Righteous Judgment in Every Area of Life

In another paper we show how Biblical Law does not divide life up into "ecclesiastical," "civil," or "private" spheres, but rather sees all of life as a unified whole, with the whole of it under God's Law. It cannot be proven, and in fact would not be expected, that the elder/patriarchs would not teach in every area of life, but would limit themselves to "civil" problems, or "ecclesiastical" disputes. No, they applied the Law of God in every area of life.

When we say that the elder/patriarchs were to "judge" the people (18:22), we must not limit their activity to arbitration or see their government as merely "judicial" activity as in a small-claims court (or even the Supreme Court.) These "judges" were "rulers" or "captains" of tens, hundreds, and thousands. The "Judges" of the Old Testament (described in the book of the same name) were not mere "justices." As we read in Ruth 1:1 (KJV) "it came to pass in the days when the judges ruled . . ." (same word as in Ex. 18:21). When Israel rejected God and asked for a State (I Samuel 8), they wanted "a king to judge us like all the nations" (v. 5). This king would, of course, do more than sit in a courtroom.

Culver points out that the patriarchal character of Biblical government consisted in exercising dominion in every area of life:

The primary sense of shapat [judge, govern, rule] is to exercise the processes of government. Since, however, the ancients did not always divide the functions of government, as most modern governments do, between legislative, executive, and judicial functions [and departments] the common translation, "to judge," misleads us. For, the word, judge, as shapat is usually translated, in modern English, means to exercise only the judicial functions of government. Unless one wishes in a context of government -- civil, religious, or otherwise -- consistently to translate as "to govern or rule," the interpreter must seek more specialized words to translate a word of such broad meaning in the modern world scene. For the participle NIV uses "leader."
It is the patriarchal character of life that produced this situation. In Exodus 18 the elders, fathers of the families, were simply being moved into position to exercise patriarchal dominion as Abraham did. As we have seen in other papers, Abraham exercised all the functions of a State (except theft, kidnapping, murder, invasion of privacy, etc., etc.). In another paper we also argue that the New Testament takes this system (for similar reasons, e.g., the New Exodus) and begins extending the reign of Christ throughout the world (the true Promised Land). Because God's Law governs every area of life, elder/patriarchs seek to shepherd younger families into Godly dominion in every area of life. The Kingdom of God is a competitive rival to the kingdom of man. The City of God does not share jurisdiction with the city of man. Thus Rushdoony leads us to consider the New Testament elder/patriarch:
The elder as teacher thus functioned in the early church in one sphere after another, in the church, in the family, in the area of welfare by delegation and supervision, in education, and, by their avoidance of civil courts, as a civil government. (I:741)
It is our purpose to encourage modern "elders" to become competent in the church, in the family, in hospitality, in education, and in civil law. The manual is the Bible. It is then our purpose to encourage every believer to become mature, competent, and a leader in every area of life; in short, a Patriarch.

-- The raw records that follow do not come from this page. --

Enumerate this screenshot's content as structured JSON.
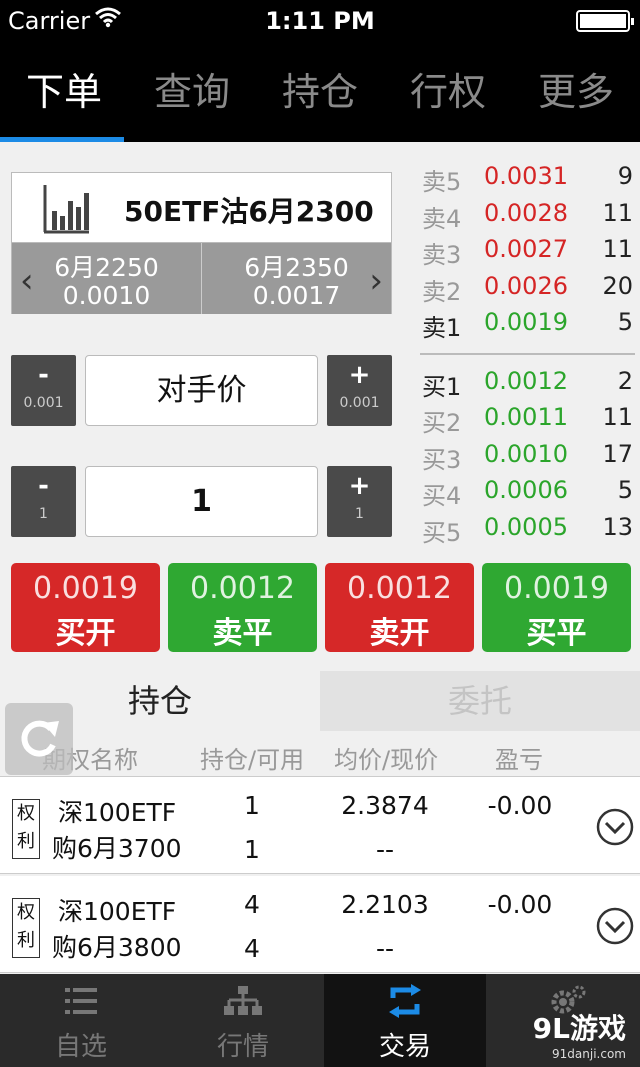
{
  "status_bar": {
    "carrier": "Carrier",
    "time": "1:11 PM"
  },
  "top_tabs": [
    {
      "label": "下单",
      "active": true
    },
    {
      "label": "查询",
      "active": false
    },
    {
      "label": "持仓",
      "active": false
    },
    {
      "label": "行权",
      "active": false
    },
    {
      "label": "更多",
      "active": false
    }
  ],
  "contract": {
    "name": "50ETF沽6月2300",
    "prev": {
      "name": "6月2250",
      "price": "0.0010"
    },
    "next": {
      "name": "6月2350",
      "price": "0.0017"
    }
  },
  "price_stepper": {
    "minus": "-",
    "minus_sub": "0.001",
    "value": "对手价",
    "plus": "+",
    "plus_sub": "0.001"
  },
  "qty_stepper": {
    "minus": "-",
    "minus_sub": "1",
    "value": "1",
    "plus": "+",
    "plus_sub": "1"
  },
  "order_book": {
    "asks": [
      {
        "label": "卖5",
        "price": "0.0031",
        "qty": "9",
        "color": "red"
      },
      {
        "label": "卖4",
        "price": "0.0028",
        "qty": "11",
        "color": "red"
      },
      {
        "label": "卖3",
        "price": "0.0027",
        "qty": "11",
        "color": "red"
      },
      {
        "label": "卖2",
        "price": "0.0026",
        "qty": "20",
        "color": "red"
      },
      {
        "label": "卖1",
        "price": "0.0019",
        "qty": "5",
        "color": "green"
      }
    ],
    "bids": [
      {
        "label": "买1",
        "price": "0.0012",
        "qty": "2",
        "color": "green"
      },
      {
        "label": "买2",
        "price": "0.0011",
        "qty": "11",
        "color": "green"
      },
      {
        "label": "买3",
        "price": "0.0010",
        "qty": "17",
        "color": "green"
      },
      {
        "label": "买4",
        "price": "0.0006",
        "qty": "5",
        "color": "green"
      },
      {
        "label": "买5",
        "price": "0.0005",
        "qty": "13",
        "color": "green"
      }
    ]
  },
  "trade_buttons": [
    {
      "price": "0.0019",
      "action": "买开",
      "color": "#d62828"
    },
    {
      "price": "0.0012",
      "action": "卖平",
      "color": "#2fa832"
    },
    {
      "price": "0.0012",
      "action": "卖开",
      "color": "#d62828"
    },
    {
      "price": "0.0019",
      "action": "买平",
      "color": "#2fa832"
    }
  ],
  "lower_tabs": {
    "positions": "持仓",
    "orders": "委托"
  },
  "table": {
    "headers": [
      "期权名称",
      "持仓/可用",
      "均价/现价",
      "盈亏"
    ],
    "rows": [
      {
        "tag1": "权",
        "tag2": "利",
        "name1": "深100ETF",
        "name2": "购6月3700",
        "hold": "1",
        "avail": "1",
        "avg": "2.3874",
        "cur": "--",
        "pnl": "-0.00"
      },
      {
        "tag1": "权",
        "tag2": "利",
        "name1": "深100ETF",
        "name2": "购6月3800",
        "hold": "4",
        "avail": "4",
        "avg": "2.2103",
        "cur": "--",
        "pnl": "-0.00"
      }
    ]
  },
  "bottom_nav": [
    {
      "label": "自选",
      "icon": "list-icon",
      "active": false
    },
    {
      "label": "行情",
      "icon": "hierarchy-icon",
      "active": false
    },
    {
      "label": "交易",
      "icon": "swap-icon",
      "active": true
    },
    {
      "label": "",
      "icon": "gear-icon",
      "active": false
    }
  ],
  "watermark": {
    "brand": "9L游戏",
    "site": "91danji.com"
  }
}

From the beginning it was Moses' (because the Lord's) desire to see the people exercising patriarchal responsibility, to have the peace-making capacity to make lawful judgments (Numbers 11:29; 35:24; cf. Acts 2:17f.; Deut. 5:29-31; Proverbs 6:9-11; 30: 24,27). While an immediate purpose was to resolve the existing disputes, his ultimate purpose was to teach the people the principles of God's Law and make them competent therein (Ex. 18:16,20; Dt. 1:18). Moses's task was "burden-bearing." His task was not simply to keep getting the People of God out of the ditch, and make them dependent upon him, but rather to help them avoid the ditch on their own.